**TASK INSTRUCTIONS**
Retype everything in the entries that follow, exactly as shown.

**RECORDS PROVIDED**
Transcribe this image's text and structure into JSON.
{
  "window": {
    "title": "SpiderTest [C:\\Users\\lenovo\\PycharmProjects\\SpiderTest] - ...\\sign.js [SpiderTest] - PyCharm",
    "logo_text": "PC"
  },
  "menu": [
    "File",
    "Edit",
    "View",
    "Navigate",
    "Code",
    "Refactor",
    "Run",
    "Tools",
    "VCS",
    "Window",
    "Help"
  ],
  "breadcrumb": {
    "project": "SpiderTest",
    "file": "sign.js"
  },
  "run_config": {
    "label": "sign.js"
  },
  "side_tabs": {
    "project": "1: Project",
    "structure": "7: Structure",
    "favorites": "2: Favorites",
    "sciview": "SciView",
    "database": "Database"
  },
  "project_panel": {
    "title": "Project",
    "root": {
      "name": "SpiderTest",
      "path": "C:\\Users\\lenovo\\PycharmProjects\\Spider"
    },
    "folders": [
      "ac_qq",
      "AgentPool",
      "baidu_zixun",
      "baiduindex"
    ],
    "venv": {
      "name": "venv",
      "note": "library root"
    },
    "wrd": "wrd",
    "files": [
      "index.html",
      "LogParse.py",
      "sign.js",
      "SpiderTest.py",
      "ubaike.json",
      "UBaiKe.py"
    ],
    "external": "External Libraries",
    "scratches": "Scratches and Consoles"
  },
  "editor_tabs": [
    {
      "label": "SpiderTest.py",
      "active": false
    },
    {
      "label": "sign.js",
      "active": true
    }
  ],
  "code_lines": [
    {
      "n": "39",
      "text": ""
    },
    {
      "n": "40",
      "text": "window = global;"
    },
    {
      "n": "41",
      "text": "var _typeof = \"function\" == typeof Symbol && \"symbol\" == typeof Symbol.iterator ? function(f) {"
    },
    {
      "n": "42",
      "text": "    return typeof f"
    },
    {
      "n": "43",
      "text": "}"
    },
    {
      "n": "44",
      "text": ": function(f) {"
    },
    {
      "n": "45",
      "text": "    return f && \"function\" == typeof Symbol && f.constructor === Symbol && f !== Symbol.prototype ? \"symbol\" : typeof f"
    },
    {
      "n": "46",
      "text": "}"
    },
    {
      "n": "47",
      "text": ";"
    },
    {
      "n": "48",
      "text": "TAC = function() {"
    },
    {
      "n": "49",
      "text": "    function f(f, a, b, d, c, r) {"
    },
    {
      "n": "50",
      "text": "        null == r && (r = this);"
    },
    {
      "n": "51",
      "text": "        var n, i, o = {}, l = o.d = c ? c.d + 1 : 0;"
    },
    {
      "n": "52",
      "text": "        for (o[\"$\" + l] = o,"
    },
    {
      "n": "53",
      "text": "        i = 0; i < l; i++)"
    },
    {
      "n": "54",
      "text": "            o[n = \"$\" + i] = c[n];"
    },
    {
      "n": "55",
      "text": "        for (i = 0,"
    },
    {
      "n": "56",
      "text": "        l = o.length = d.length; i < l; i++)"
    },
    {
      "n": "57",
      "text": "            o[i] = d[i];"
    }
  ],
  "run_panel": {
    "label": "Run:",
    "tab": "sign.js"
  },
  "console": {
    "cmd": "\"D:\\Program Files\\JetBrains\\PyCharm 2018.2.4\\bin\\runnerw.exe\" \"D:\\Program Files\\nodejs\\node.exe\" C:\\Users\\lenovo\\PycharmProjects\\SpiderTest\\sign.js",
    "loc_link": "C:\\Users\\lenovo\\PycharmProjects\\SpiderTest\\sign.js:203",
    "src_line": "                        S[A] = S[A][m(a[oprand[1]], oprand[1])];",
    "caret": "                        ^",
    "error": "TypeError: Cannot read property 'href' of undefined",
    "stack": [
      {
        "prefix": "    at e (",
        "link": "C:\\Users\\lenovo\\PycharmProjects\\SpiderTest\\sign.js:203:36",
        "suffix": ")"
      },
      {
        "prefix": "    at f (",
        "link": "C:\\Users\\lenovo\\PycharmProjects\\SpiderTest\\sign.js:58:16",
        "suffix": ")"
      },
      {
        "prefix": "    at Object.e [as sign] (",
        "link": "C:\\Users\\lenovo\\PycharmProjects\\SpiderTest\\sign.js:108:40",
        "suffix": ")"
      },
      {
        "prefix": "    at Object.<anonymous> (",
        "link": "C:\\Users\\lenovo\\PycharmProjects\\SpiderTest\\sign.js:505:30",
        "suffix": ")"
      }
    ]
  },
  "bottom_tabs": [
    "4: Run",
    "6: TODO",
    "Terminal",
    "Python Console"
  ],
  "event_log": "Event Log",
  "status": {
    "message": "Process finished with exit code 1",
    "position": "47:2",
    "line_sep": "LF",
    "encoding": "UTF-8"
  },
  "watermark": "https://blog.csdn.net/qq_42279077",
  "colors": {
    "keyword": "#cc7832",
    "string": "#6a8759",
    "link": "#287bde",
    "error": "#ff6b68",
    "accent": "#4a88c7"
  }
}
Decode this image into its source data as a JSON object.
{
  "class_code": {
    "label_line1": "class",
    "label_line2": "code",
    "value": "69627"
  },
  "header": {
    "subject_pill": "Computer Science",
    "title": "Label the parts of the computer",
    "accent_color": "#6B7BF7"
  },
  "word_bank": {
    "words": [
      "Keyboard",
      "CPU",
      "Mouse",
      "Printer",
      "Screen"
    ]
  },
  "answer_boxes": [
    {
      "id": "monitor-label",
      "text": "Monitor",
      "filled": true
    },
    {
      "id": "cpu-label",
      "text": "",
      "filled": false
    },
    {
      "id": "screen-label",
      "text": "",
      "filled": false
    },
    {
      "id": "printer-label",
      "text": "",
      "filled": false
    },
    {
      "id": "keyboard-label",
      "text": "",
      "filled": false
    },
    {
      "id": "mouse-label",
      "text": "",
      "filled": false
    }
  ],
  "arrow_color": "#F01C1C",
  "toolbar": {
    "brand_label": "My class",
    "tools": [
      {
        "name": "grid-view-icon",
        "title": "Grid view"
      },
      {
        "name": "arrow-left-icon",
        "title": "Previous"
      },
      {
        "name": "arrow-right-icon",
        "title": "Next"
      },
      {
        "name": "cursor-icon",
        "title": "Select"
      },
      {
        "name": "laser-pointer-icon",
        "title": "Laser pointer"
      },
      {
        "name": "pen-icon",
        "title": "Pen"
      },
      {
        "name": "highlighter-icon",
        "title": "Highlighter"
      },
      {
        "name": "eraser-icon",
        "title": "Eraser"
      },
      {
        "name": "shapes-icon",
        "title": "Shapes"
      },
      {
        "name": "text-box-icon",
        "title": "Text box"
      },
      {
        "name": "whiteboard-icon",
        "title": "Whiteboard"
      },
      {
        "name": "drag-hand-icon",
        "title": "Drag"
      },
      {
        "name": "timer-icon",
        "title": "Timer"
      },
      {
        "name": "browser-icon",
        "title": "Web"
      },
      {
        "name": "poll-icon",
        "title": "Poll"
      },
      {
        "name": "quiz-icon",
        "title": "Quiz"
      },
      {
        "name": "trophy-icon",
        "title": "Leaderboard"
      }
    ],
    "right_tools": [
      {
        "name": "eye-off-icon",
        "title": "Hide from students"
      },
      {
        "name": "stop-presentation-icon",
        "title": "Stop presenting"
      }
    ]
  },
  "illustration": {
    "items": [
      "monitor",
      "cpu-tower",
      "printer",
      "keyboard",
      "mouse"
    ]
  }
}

**WRITTEN SOLUTION**
Transcribe this image's text and structure into JSON.
{
  "window": {
    "title": "SpiderTest [C:\\Users\\lenovo\\PycharmProjects\\SpiderTest] - ...\\sign.js [SpiderTest] - PyCharm",
    "logo_text": "PC"
  },
  "menu": [
    "File",
    "Edit",
    "View",
    "Navigate",
    "Code",
    "Refactor",
    "Run",
    "Tools",
    "VCS",
    "Window",
    "Help"
  ],
  "breadcrumb": {
    "project": "SpiderTest",
    "file": "sign.js"
  },
  "run_config": {
    "label": "sign.js"
  },
  "side_tabs": {
    "project": "1: Project",
    "structure": "7: Structure",
    "favorites": "2: Favorites",
    "sciview": "SciView",
    "database": "Database"
  },
  "project_panel": {
    "title": "Project",
    "root": {
      "name": "SpiderTest",
      "path": "C:\\Users\\lenovo\\PycharmProjects\\Spider"
    },
    "folders": [
      "ac_qq",
      "AgentPool",
      "baidu_zixun",
      "baiduindex"
    ],
    "venv": {
      "name": "venv",
      "note": "library root"
    },
    "wrd": "wrd",
    "files": [
      "index.html",
      "LogParse.py",
      "sign.js",
      "SpiderTest.py",
      "ubaike.json",
      "UBaiKe.py"
    ],
    "external": "External Libraries",
    "scratches": "Scratches and Consoles"
  },
  "editor_tabs": [
    {
      "label": "SpiderTest.py",
      "active": false
    },
    {
      "label": "sign.js",
      "active": true
    }
  ],
  "code_lines": [
    {
      "n": "39",
      "text": ""
    },
    {
      "n": "40",
      "text": "window = global;"
    },
    {
      "n": "41",
      "text": "var _typeof = \"function\" == typeof Symbol && \"symbol\" == typeof Symbol.iterator ? function(f) {"
    },
    {
      "n": "42",
      "text": "    return typeof f"
    },
    {
      "n": "43",
      "text": "}"
    },
    {
      "n": "44",
      "text": ": function(f) {"
    },
    {
      "n": "45",
      "text": "    return f && \"function\" == typeof Symbol && f.constructor === Symbol && f !== Symbol.prototype ? \"symbol\" : typeof f"
    },
    {
      "n": "46",
      "text": "}"
    },
    {
      "n": "47",
      "text": ";"
    },
    {
      "n": "48",
      "text": "TAC = function() {"
    },
    {
      "n": "49",
      "text": "    function f(f, a, b, d, c, r) {"
    },
    {
      "n": "50",
      "text": "        null == r && (r = this);"
    },
    {
      "n": "51",
      "text": "        var n, i, o = {}, l = o.d = c ? c.d + 1 : 0;"
    },
    {
      "n": "52",
      "text": "        for (o[\"$\" + l] = o,"
    },
    {
      "n": "53",
      "text": "        i = 0; i < l; i++)"
    },
    {
      "n": "54",
      "text": "            o[n = \"$\" + i] = c[n];"
    },
    {
      "n": "55",
      "text": "        for (i = 0,"
    },
    {
      "n": "56",
      "text": "        l = o.length = d.length; i < l; i++)"
    },
    {
      "n": "57",
      "text": "            o[i] = d[i];"
    }
  ],
  "run_panel": {
    "label": "Run:",
    "tab": "sign.js"
  },
  "console": {
    "cmd": "\"D:\\Program Files\\JetBrains\\PyCharm 2018.2.4\\bin\\runnerw.exe\" \"D:\\Program Files\\nodejs\\node.exe\" C:\\Users\\lenovo\\PycharmProjects\\SpiderTest\\sign.js",
    "loc_link": "C:\\Users\\lenovo\\PycharmProjects\\SpiderTest\\sign.js:203",
    "src_line": "                        S[A] = S[A][m(a[oprand[1]], oprand[1])];",
    "caret": "                        ^",
    "error": "TypeError: Cannot read property 'href' of undefined",
    "stack": [
      {
        "prefix": "    at e (",
        "link": "C:\\Users\\lenovo\\PycharmProjects\\SpiderTest\\sign.js:203:36",
        "suffix": ")"
      },
      {
        "prefix": "    at f (",
        "link": "C:\\Users\\lenovo\\PycharmProjects\\SpiderTest\\sign.js:58:16",
        "suffix": ")"
      },
      {
        "prefix": "    at Object.e [as sign] (",
        "link": "C:\\Users\\lenovo\\PycharmProjects\\SpiderTest\\sign.js:108:40",
        "suffix": ")"
      },
      {
        "prefix": "    at Object.<anonymous> (",
        "link": "C:\\Users\\lenovo\\PycharmProjects\\SpiderTest\\sign.js:505:30",
        "suffix": ")"
      }
    ]
  },
  "bottom_tabs": [
    "4: Run",
    "6: TODO",
    "Terminal",
    "Python Console"
  ],
  "event_log": "Event Log",
  "status": {
    "message": "Process finished with exit code 1",
    "position": "47:2",
    "line_sep": "LF",
    "encoding": "UTF-8"
  },
  "watermark": "https://blog.csdn.net/qq_42279077",
  "colors": {
    "keyword": "#cc7832",
    "string": "#6a8759",
    "link": "#287bde",
    "error": "#ff6b68",
    "accent": "#4a88c7"
  }
}
Decode this image into its source data as a JSON object.
{
  "class_code": {
    "label_line1": "class",
    "label_line2": "code",
    "value": "69627"
  },
  "header": {
    "subject_pill": "Computer Science",
    "title": "Label the parts of the computer",
    "accent_color": "#6B7BF7"
  },
  "word_bank": {
    "words": [
      "Keyboard",
      "CPU",
      "Mouse",
      "Printer",
      "Screen"
    ]
  },
  "answer_boxes": [
    {
      "id": "monitor-label",
      "text": "Monitor",
      "filled": true
    },
    {
      "id": "cpu-label",
      "text": "",
      "filled": false
    },
    {
      "id": "screen-label",
      "text": "",
      "filled": false
    },
    {
      "id": "printer-label",
      "text": "",
      "filled": false
    },
    {
      "id": "keyboard-label",
      "text": "",
      "filled": false
    },
    {
      "id": "mouse-label",
      "text": "",
      "filled": false
    }
  ],
  "arrow_color": "#F01C1C",
  "toolbar": {
    "brand_label": "My class",
    "tools": [
      {
        "name": "grid-view-icon",
        "title": "Grid view"
      },
      {
        "name": "arrow-left-icon",
        "title": "Previous"
      },
      {
        "name": "arrow-right-icon",
        "title": "Next"
      },
      {
        "name": "cursor-icon",
        "title": "Select"
      },
      {
        "name": "laser-pointer-icon",
        "title": "Laser pointer"
      },
      {
        "name": "pen-icon",
        "title": "Pen"
      },
      {
        "name": "highlighter-icon",
        "title": "Highlighter"
      },
      {
        "name": "eraser-icon",
        "title": "Eraser"
      },
      {
        "name": "shapes-icon",
        "title": "Shapes"
      },
      {
        "name": "text-box-icon",
        "title": "Text box"
      },
      {
        "name": "whiteboard-icon",
        "title": "Whiteboard"
      },
      {
        "name": "drag-hand-icon",
        "title": "Drag"
      },
      {
        "name": "timer-icon",
        "title": "Timer"
      },
      {
        "name": "browser-icon",
        "title": "Web"
      },
      {
        "name": "poll-icon",
        "title": "Poll"
      },
      {
        "name": "quiz-icon",
        "title": "Quiz"
      },
      {
        "name": "trophy-icon",
        "title": "Leaderboard"
      }
    ],
    "right_tools": [
      {
        "name": "eye-off-icon",
        "title": "Hide from students"
      },
      {
        "name": "stop-presentation-icon",
        "title": "Stop presenting"
      }
    ]
  },
  "illustration": {
    "items": [
      "monitor",
      "cpu-tower",
      "printer",
      "keyboard",
      "mouse"
    ]
  }
}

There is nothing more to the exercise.